Records for processing

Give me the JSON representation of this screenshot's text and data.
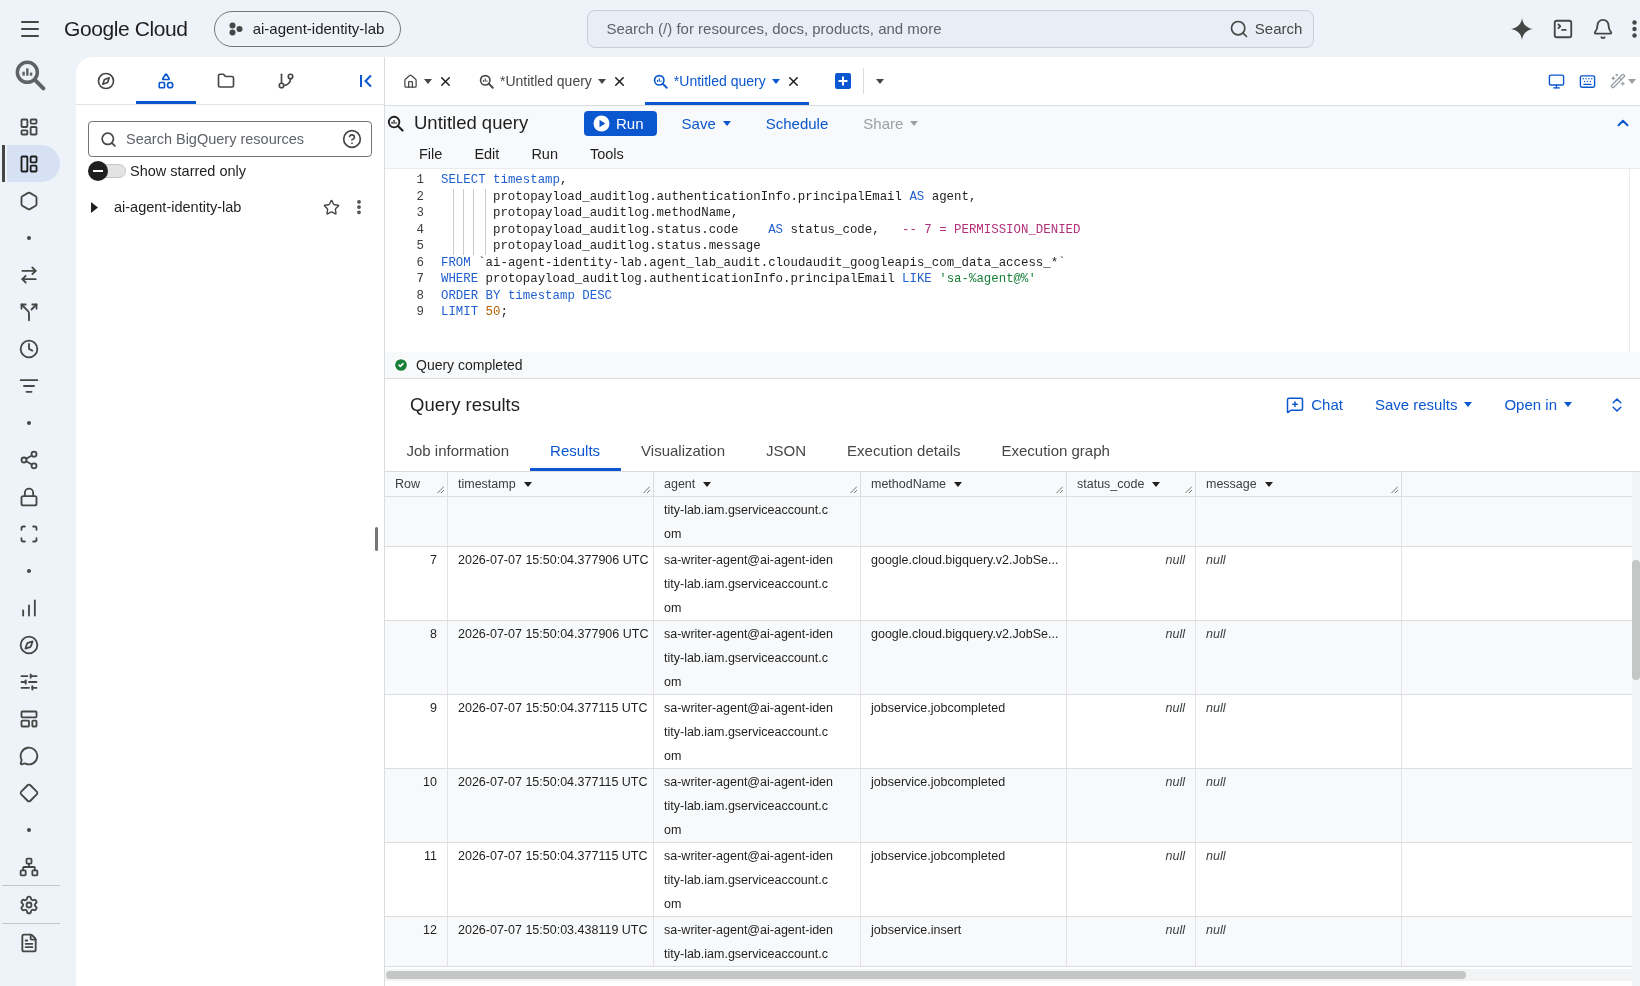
{
  "top_bar": {
    "logo": "Google Cloud",
    "project": "ai-agent-identity-lab",
    "search": {
      "placeholder": "Search (/) for resources, docs, products, and more",
      "button": "Search"
    }
  },
  "nav_rail": {
    "items": [
      {
        "kind": "button",
        "selected": false
      },
      {
        "kind": "button",
        "selected": true
      },
      {
        "kind": "button",
        "selected": false
      },
      {
        "kind": "dot"
      },
      {
        "kind": "button",
        "selected": false
      },
      {
        "kind": "button",
        "selected": false
      },
      {
        "kind": "button",
        "selected": false
      },
      {
        "kind": "button",
        "selected": false
      },
      {
        "kind": "dot"
      },
      {
        "kind": "button",
        "selected": false
      },
      {
        "kind": "button",
        "selected": false
      },
      {
        "kind": "button",
        "selected": false
      },
      {
        "kind": "dot"
      },
      {
        "kind": "button",
        "selected": false
      },
      {
        "kind": "button",
        "selected": false
      },
      {
        "kind": "button",
        "selected": false
      },
      {
        "kind": "button",
        "selected": false
      },
      {
        "kind": "button",
        "selected": false
      },
      {
        "kind": "button",
        "selected": false
      },
      {
        "kind": "dot"
      },
      {
        "kind": "button",
        "selected": false
      },
      {
        "kind": "line"
      },
      {
        "kind": "button",
        "selected": false
      },
      {
        "kind": "line"
      },
      {
        "kind": "button",
        "selected": false
      }
    ]
  },
  "explorer": {
    "tabs": [
      {
        "selected": false
      },
      {
        "selected": true
      },
      {
        "selected": false
      },
      {
        "selected": false
      }
    ],
    "search": {
      "placeholder": "Search BigQuery resources"
    },
    "starred_filter": {
      "label": "Show starred only",
      "on": false
    },
    "tree": [
      {
        "label": "ai-agent-identity-lab",
        "expanded": false,
        "starred": false
      }
    ]
  },
  "editor_tabs": [
    {
      "kind": "home",
      "selected": false
    },
    {
      "kind": "query",
      "label": "*Untitled query",
      "selected": false
    },
    {
      "kind": "query",
      "label": "*Untitled query",
      "selected": true
    }
  ],
  "query": {
    "title": "Untitled query",
    "actions": [
      {
        "label": "Run",
        "kind": "primary",
        "disabled": false
      },
      {
        "label": "Save",
        "kind": "menu",
        "disabled": false
      },
      {
        "label": "Schedule",
        "kind": "text",
        "disabled": false
      },
      {
        "label": "Share",
        "kind": "menu",
        "disabled": true
      }
    ],
    "menu": [
      "File",
      "Edit",
      "Run",
      "Tools"
    ],
    "lines": [
      {
        "number": "1",
        "indented": false,
        "tokens": [
          {
            "kind": "keyword",
            "text": "SELECT timestamp"
          },
          {
            "kind": "plain",
            "text": ","
          }
        ]
      },
      {
        "number": "2",
        "indented": true,
        "tokens": [
          {
            "kind": "plain",
            "text": "protopayload_auditlog.authenticationInfo.principalEmail "
          },
          {
            "kind": "keyword",
            "text": "AS"
          },
          {
            "kind": "plain",
            "text": " agent,"
          }
        ]
      },
      {
        "number": "3",
        "indented": true,
        "tokens": [
          {
            "kind": "plain",
            "text": "protopayload_auditlog.methodName,"
          }
        ]
      },
      {
        "number": "4",
        "indented": true,
        "tokens": [
          {
            "kind": "plain",
            "text": "protopayload_auditlog.status.code    "
          },
          {
            "kind": "keyword",
            "text": "AS"
          },
          {
            "kind": "plain",
            "text": " status_code,   "
          },
          {
            "kind": "comment",
            "text": "-- 7 = PERMISSION_DENIED"
          }
        ]
      },
      {
        "number": "5",
        "indented": true,
        "tokens": [
          {
            "kind": "plain",
            "text": "protopayload_auditlog.status.message"
          }
        ]
      },
      {
        "number": "6",
        "indented": false,
        "tokens": [
          {
            "kind": "keyword",
            "text": "FROM"
          },
          {
            "kind": "plain",
            "text": " `ai-agent-identity-lab.agent_lab_audit.cloudaudit_googleapis_com_data_access_*`"
          }
        ]
      },
      {
        "number": "7",
        "indented": false,
        "tokens": [
          {
            "kind": "keyword",
            "text": "WHERE"
          },
          {
            "kind": "plain",
            "text": " protopayload_auditlog.authenticationInfo.principalEmail "
          },
          {
            "kind": "keyword",
            "text": "LIKE"
          },
          {
            "kind": "string",
            "text": " 'sa-%agent@%'"
          }
        ]
      },
      {
        "number": "8",
        "indented": false,
        "tokens": [
          {
            "kind": "keyword",
            "text": "ORDER BY timestamp DESC"
          }
        ]
      },
      {
        "number": "9",
        "indented": false,
        "tokens": [
          {
            "kind": "keyword",
            "text": "LIMIT"
          },
          {
            "kind": "number",
            "text": " 50"
          },
          {
            "kind": "plain",
            "text": ";"
          }
        ]
      }
    ],
    "status": {
      "kind": "success",
      "text": "Query completed"
    }
  },
  "results": {
    "title": "Query results",
    "actions": [
      {
        "label": "Chat",
        "kind": "chat"
      },
      {
        "label": "Save results",
        "kind": "menu"
      },
      {
        "label": "Open in",
        "kind": "menu"
      }
    ],
    "tabs": [
      {
        "label": "Job information",
        "selected": false
      },
      {
        "label": "Results",
        "selected": true
      },
      {
        "label": "Visualization",
        "selected": false
      },
      {
        "label": "JSON",
        "selected": false
      },
      {
        "label": "Execution details",
        "selected": false
      },
      {
        "label": "Execution graph",
        "selected": false
      }
    ],
    "table": {
      "columns": [
        {
          "label": "Row",
          "kind": "row_number"
        },
        {
          "label": "timestamp",
          "kind": "field"
        },
        {
          "label": "agent",
          "kind": "field"
        },
        {
          "label": "methodName",
          "kind": "field"
        },
        {
          "label": "status_code",
          "kind": "numeric_field"
        },
        {
          "label": "message",
          "kind": "field"
        }
      ],
      "scrolled_row_tail": {
        "agent": "tity-lab.iam.gserviceaccount.com"
      },
      "rows": [
        {
          "cells": [
            {
              "text": "7",
              "is_null": false
            },
            {
              "text": "2026-07-07 15:50:04.377906 UTC",
              "is_null": false
            },
            {
              "text": "sa-writer-agent@ai-agent-identity-lab.iam.gserviceaccount.com",
              "is_null": false
            },
            {
              "text": "google.cloud.bigquery.v2.JobSe...",
              "is_null": false
            },
            {
              "text": "null",
              "is_null": true
            },
            {
              "text": "null",
              "is_null": true
            }
          ]
        },
        {
          "cells": [
            {
              "text": "8",
              "is_null": false
            },
            {
              "text": "2026-07-07 15:50:04.377906 UTC",
              "is_null": false
            },
            {
              "text": "sa-writer-agent@ai-agent-identity-lab.iam.gserviceaccount.com",
              "is_null": false
            },
            {
              "text": "google.cloud.bigquery.v2.JobSe...",
              "is_null": false
            },
            {
              "text": "null",
              "is_null": true
            },
            {
              "text": "null",
              "is_null": true
            }
          ]
        },
        {
          "cells": [
            {
              "text": "9",
              "is_null": false
            },
            {
              "text": "2026-07-07 15:50:04.377115 UTC",
              "is_null": false
            },
            {
              "text": "sa-writer-agent@ai-agent-identity-lab.iam.gserviceaccount.com",
              "is_null": false
            },
            {
              "text": "jobservice.jobcompleted",
              "is_null": false
            },
            {
              "text": "null",
              "is_null": true
            },
            {
              "text": "null",
              "is_null": true
            }
          ]
        },
        {
          "cells": [
            {
              "text": "10",
              "is_null": false
            },
            {
              "text": "2026-07-07 15:50:04.377115 UTC",
              "is_null": false
            },
            {
              "text": "sa-writer-agent@ai-agent-identity-lab.iam.gserviceaccount.com",
              "is_null": false
            },
            {
              "text": "jobservice.jobcompleted",
              "is_null": false
            },
            {
              "text": "null",
              "is_null": true
            },
            {
              "text": "null",
              "is_null": true
            }
          ]
        },
        {
          "cells": [
            {
              "text": "11",
              "is_null": false
            },
            {
              "text": "2026-07-07 15:50:04.377115 UTC",
              "is_null": false
            },
            {
              "text": "sa-writer-agent@ai-agent-identity-lab.iam.gserviceaccount.com",
              "is_null": false
            },
            {
              "text": "jobservice.jobcompleted",
              "is_null": false
            },
            {
              "text": "null",
              "is_null": true
            },
            {
              "text": "null",
              "is_null": true
            }
          ]
        },
        {
          "cells": [
            {
              "text": "12",
              "is_null": false
            },
            {
              "text": "2026-07-07 15:50:03.438119 UTC",
              "is_null": false
            },
            {
              "text": "sa-writer-agent@ai-agent-identity-lab.iam.gserviceaccount.c",
              "is_null": false
            },
            {
              "text": "jobservice.insert",
              "is_null": false
            },
            {
              "text": "null",
              "is_null": true
            },
            {
              "text": "null",
              "is_null": true
            }
          ]
        }
      ]
    }
  }
}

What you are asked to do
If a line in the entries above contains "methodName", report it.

Written answer
            "text": "protopayload_auditlog.methodName,"
          "label": "methodName",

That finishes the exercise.